Mistyped in my last repsonse, it is TortoiseHG, not TortoiseHQ. TortoiseHG has a Mac version as well, but I don’t like it as well as the Windows version. The Windows version has been around much longer and most of the kinks have been worked out. A lot of people use online Version Control Systems like GitHub. Try it will a small example project to get the feel of it. Good luck in your efforts.

One other thing, I don’t use it for Branching / Merging, like most Dev teams would. As a single developer, there is not as much benefit to me, and the way Xojo saves it’s text version of the source files, sometimes methods in the files get rearranged, making merging more difficult. I mostly use it as a time machine that I can rewind to any other version quickly to aid with development and bug fixing.

[quote=295440:@Merv Pate]
One other thing, I don’t use it for Branching / Merging, like most Dev teams would. As a single developer, there is not as much benefit to me, and the way Xojo saves it’s text version of the source files, sometimes methods in the files get rearranged, making merging more difficult.

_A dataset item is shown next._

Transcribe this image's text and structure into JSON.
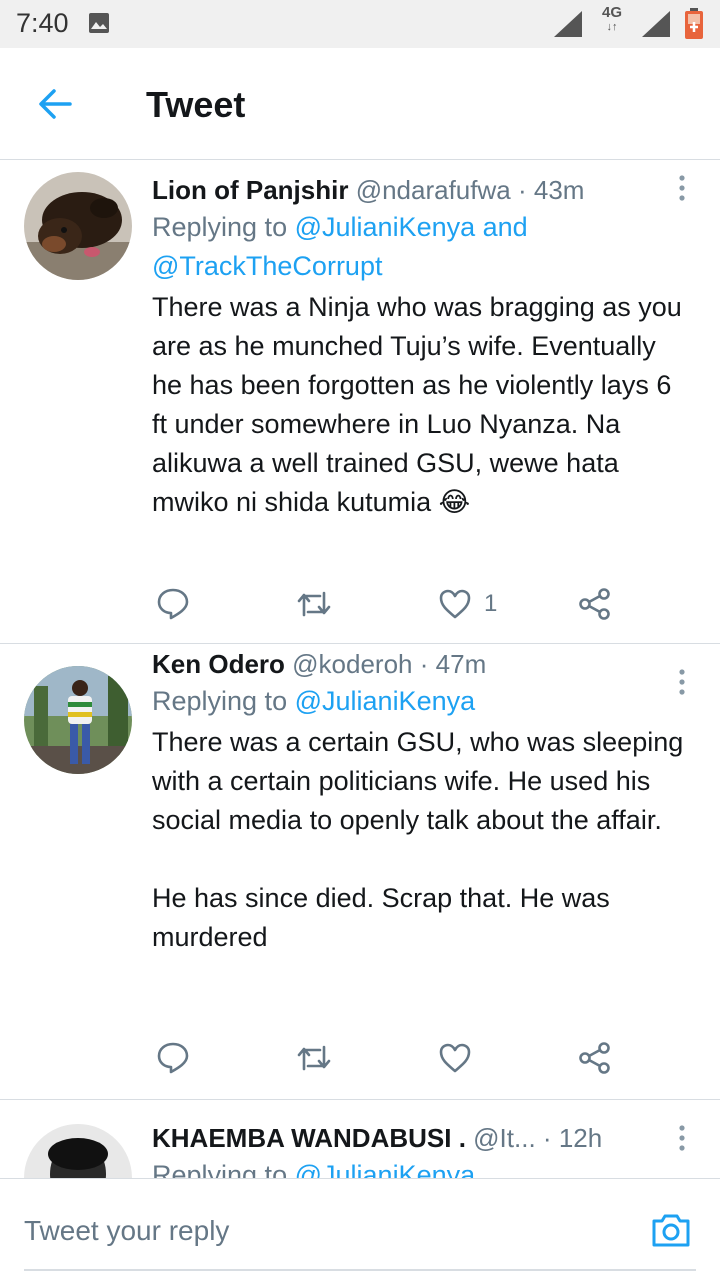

I mostly use it as a time machine that I can rewind to any other version quickly to aid with development and bug fixing.[/quote]

It saves them in alphabetical order and doesnt rearrange them willy nilly like it used to
This has been true for several years now

I’ll have to check, but I don’t believe that may be the case. There are times when I look at the DIFF and some method I expect to in a certain place is way down in the file. Let me do some digging and if I see this is not the case I’ll post a FB.

Norman, are you just talking about Methods? Here are two Events in my code that are not in Alphabetical order and they both contain code:

#tag Events chkBudgetReserves
#tag Events chkBudgetFarm

I disagree this. I’m single developer/programmer too. I’m using Git and branching, merging, rebasing, cherry-picking, etc are really useful to manage large project.

How do you manage multiple release version? How do you fix a bug or introduce a new feature without messing stable code base?

Easy to tag each release in the source control workbench, and rewind to what I need, but in my project branching is not really necessary. But me deciding it doesn’t work well in my particular situation, isn’t really something you can “disagree” with. I said it doesn’t work for me, not that it doesn’t work for other single developers. I’m glad it works for you and others but branching / merging caused more problems than it was worth to me. Every project and product is different, it was just not as beneficial to me. Past efforts to merge code could sometimes lead to unstable project files, which can be a headache to straighten out. Again, this is something that there is no one right way to do things. I like Version Control and I hope it works well for Emile, but I am not about to tell him that it is the best way for him. He has to make that decision.

I realize that everyone has a different workflow.

for general project, it more easy to track each release using a tag.

I’m using workflow that similar to this http://nvie.com/posts/a-successful-git-branching-model/.

Thanks for the link.